OK, So here is my review.
Bear in mind that I am only a home cook and as such I have waited as long as I can to write this to maximize my use of the knife before I make statements. My camera is with my family in Europe at the moment so I will need to rely on others to provide pictures. I have tried to stay out of the review thread for the last weeks so that I would be somewhat “untainted” by other reviewers opinions, some things may therefore be repetition.
First some stats:
Weight: 278 grams
Edge length:245 mm
Total length: 385 mm
Height at heel: 53 mm
Height at midpoint: 48mm
Spine thickness at heel:2.3 mm
Spine at midpoint: 2.1 mm
Spine 10mm behind tip: 0.8 mm
Balance point is right in front of the bolster
Handle: Some very nice woodwork went into this. Everything came together nicely and I imagine it is very hard to pick a spacer colour for a wood with such large colour differences. The space is white, which I think is as good a choice as any. The mosaic pins are gorgeous and I’m a bit surprised that I liked them since I prefer plain pins when the wood is multicoloured.
As for the shape I am not that big a fan of it. The handle is too tall and too narrow for me. It feels bigger than it needs to be and it’s too long. The only way to use all of it is to grip the knife like a hammer. The bolster is a bit "sharpish" in the front edge making it not so nice to grip using pinch. Given that I very rarely use western handles, I am not sure that one should place too much emphasis on my feelings on this topic. I’m sure it would be perfect for others.
The blade: This is my first experience with Damasteel (although it is from my home country, it is not widely used there either) and all I can say is WOW! It is very beautiful! Do not expect a traditional damascus pattern, but for someone who wants something unique this is absolutely a candidate. If Pierre was not halfway done with my own gyuto I would have changed my mind.

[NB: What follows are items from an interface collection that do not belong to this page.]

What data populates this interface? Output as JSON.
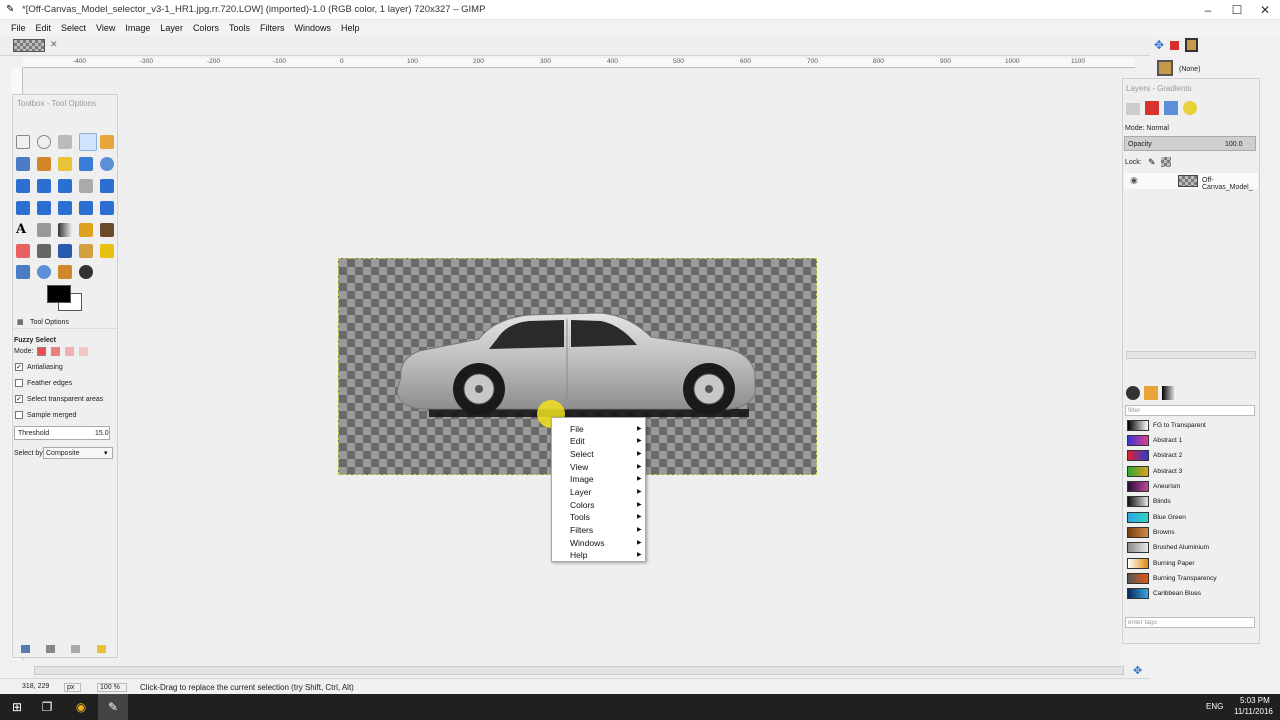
{
  "window": {
    "title": "*[Off-Canvas_Model_selector_v3-1_HR1.jpg.rr.720.LOW] (imported)-1.0 (RGB color, 1 layer) 720x327 – GIMP",
    "minimize": "–",
    "maximize": "☐",
    "close": "✕"
  },
  "menubar": [
    "File",
    "Edit",
    "Select",
    "View",
    "Image",
    "Layer",
    "Colors",
    "Tools",
    "Filters",
    "Windows",
    "Help"
  ],
  "ruler_top": [
    "-400",
    "-300",
    "-200",
    "-100",
    "0",
    "100",
    "200",
    "300",
    "400",
    "500",
    "600",
    "700",
    "800",
    "900",
    "1000",
    "1100"
  ],
  "toolbox": {
    "title": "Toolbox - Tool Options",
    "tab_label": "Tool Options",
    "tool_name": "Fuzzy Select",
    "mode_label": "Mode:",
    "antialiasing": {
      "label": "Antialiasing",
      "checked": true
    },
    "feather": {
      "label": "Feather edges",
      "checked": false
    },
    "select_transparent": {
      "label": "Select transparent areas",
      "checked": true
    },
    "sample_merged": {
      "label": "Sample merged",
      "checked": false
    },
    "threshold": {
      "label": "Threshold",
      "value": "15.0"
    },
    "select_by": {
      "label": "Select by:",
      "value": "Composite"
    }
  },
  "context_menu": [
    "File",
    "Edit",
    "Select",
    "View",
    "Image",
    "Layer",
    "Colors",
    "Tools",
    "Filters",
    "Windows",
    "Help"
  ],
  "dock": {
    "none_label": "(None)",
    "layers_title": "Layers - Gradients",
    "mode": "Mode: Normal",
    "opacity_label": "Opacity",
    "opacity_value": "100.0",
    "lock_label": "Lock:",
    "layer_name": "Off-Canvas_Model_",
    "filter_placeholder": "filter",
    "tags_placeholder": "enter tags",
    "gradients": [
      {
        "name": "FG to Transparent",
        "c1": "#000000",
        "c2": "#ffffff"
      },
      {
        "name": "Abstract 1",
        "c1": "#3a36d8",
        "c2": "#e23e8a"
      },
      {
        "name": "Abstract 2",
        "c1": "#e5212b",
        "c2": "#2a3ad6"
      },
      {
        "name": "Abstract 3",
        "c1": "#2ca82e",
        "c2": "#e3a21f"
      },
      {
        "name": "Aneurism",
        "c1": "#2a0c3a",
        "c2": "#c24a9a"
      },
      {
        "name": "Blinds",
        "c1": "#111111",
        "c2": "#e5e5e5"
      },
      {
        "name": "Blue Green",
        "c1": "#27a6e5",
        "c2": "#30d8c2"
      },
      {
        "name": "Browns",
        "c1": "#7a3f12",
        "c2": "#d28a44"
      },
      {
        "name": "Brushed Aluminium",
        "c1": "#8a8a8a",
        "c2": "#e8e8e8"
      },
      {
        "name": "Burning Paper",
        "c1": "#ffffff",
        "c2": "#e08a12"
      },
      {
        "name": "Burning Transparency",
        "c1": "#555555",
        "c2": "#e05a12"
      },
      {
        "name": "Caribbean Blues",
        "c1": "#062a5a",
        "c2": "#3ba6e0"
      }
    ]
  },
  "status": {
    "coords": "318, 229",
    "unit": "px",
    "zoom": "100 %",
    "message": "Click-Drag to replace the current selection (try Shift, Ctrl, Alt)"
  },
  "taskbar": {
    "time": "5:03 PM",
    "date": "11/11/2016",
    "lang": "ENG"
  },
  "colors": {
    "accent": "#3a7bd5",
    "checker_dark": "#6a6a6a",
    "checker_light": "#9a9a9a"
  }
}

The knife came to me somewhat dull so I sharpened it going through 2k/5k/Kitayama 8k/JKS 10k but no stropping. You can feel it is stainless on the stones, but better than the average stainless (I mainly use carbon). The edge it takes is great (and it was fast getting there) and I did not have any problems deburring it. The shiny edge contrasts the blade sides very nicely. A negative is that the etching almost has Pierres logo hidden, you really have to look for it. I assume this could be remedied by making the logo deeper.
Even being a carbon fan, I would definitively put Damasteel on my shortlist of nice steels to have and Pierre has done a very nice job hammering it!
The profile is fairly tall, with a long flat area in the back half, I like this a lot, board contact is king. It came to me slightly oversharpened in the heel section so a flattening job might be in order. It was very slight though and not something that bothered me in use.
The tip is a tad high for my taste, I like a flatter profile in my gyutos, but I think for someone who sometimes rock it may be ideal.
The spine is almost flat for 200 mm making it very good for “board management”.
In use: This is a sturdy knife but it cuts very nicely. I actually thought it was a 270 in use, mainly because my only 270 reference is a Takeda 275 mm gyuto and that actually is quite a lot lighter. Things stick to the blade sides, pretty much as for every other polished knife I have, not worse but not better either. The tip is thin enough to not wedge most foods although most of the knife would benefit from being thinner behind the edge. As I did not want to ruin the etch job (duh!) I did not do this. I would be surprised if the steel could not take a thinning, I saw absolutely no tendencies for chipping. After a few days of use the weight of the knife stopped surprising me and it felt very natural to use it. With a good edge it goes through food easily just by the weight alone. I;d still prefer the balance point a bit further forward though..
Lastly I applaude Pierre (and the other makers) for taking the effort and doing a passaround. I believe that it is an excellent way of learning and I think making kitchen knives are more complicated than most makers believes (hopes?). Getting it absolutely right will take lots of practicing, thinking and feedback. I think this is a good way to go.
Bottom line: Pierre is a very talented knifemaker and although this specific knife is not perfect for me I am going to be very sad seeing it go tomorrow. F&F is excellent as to be expected from a full custom maker. The steel is great and the esthetics is brilliant.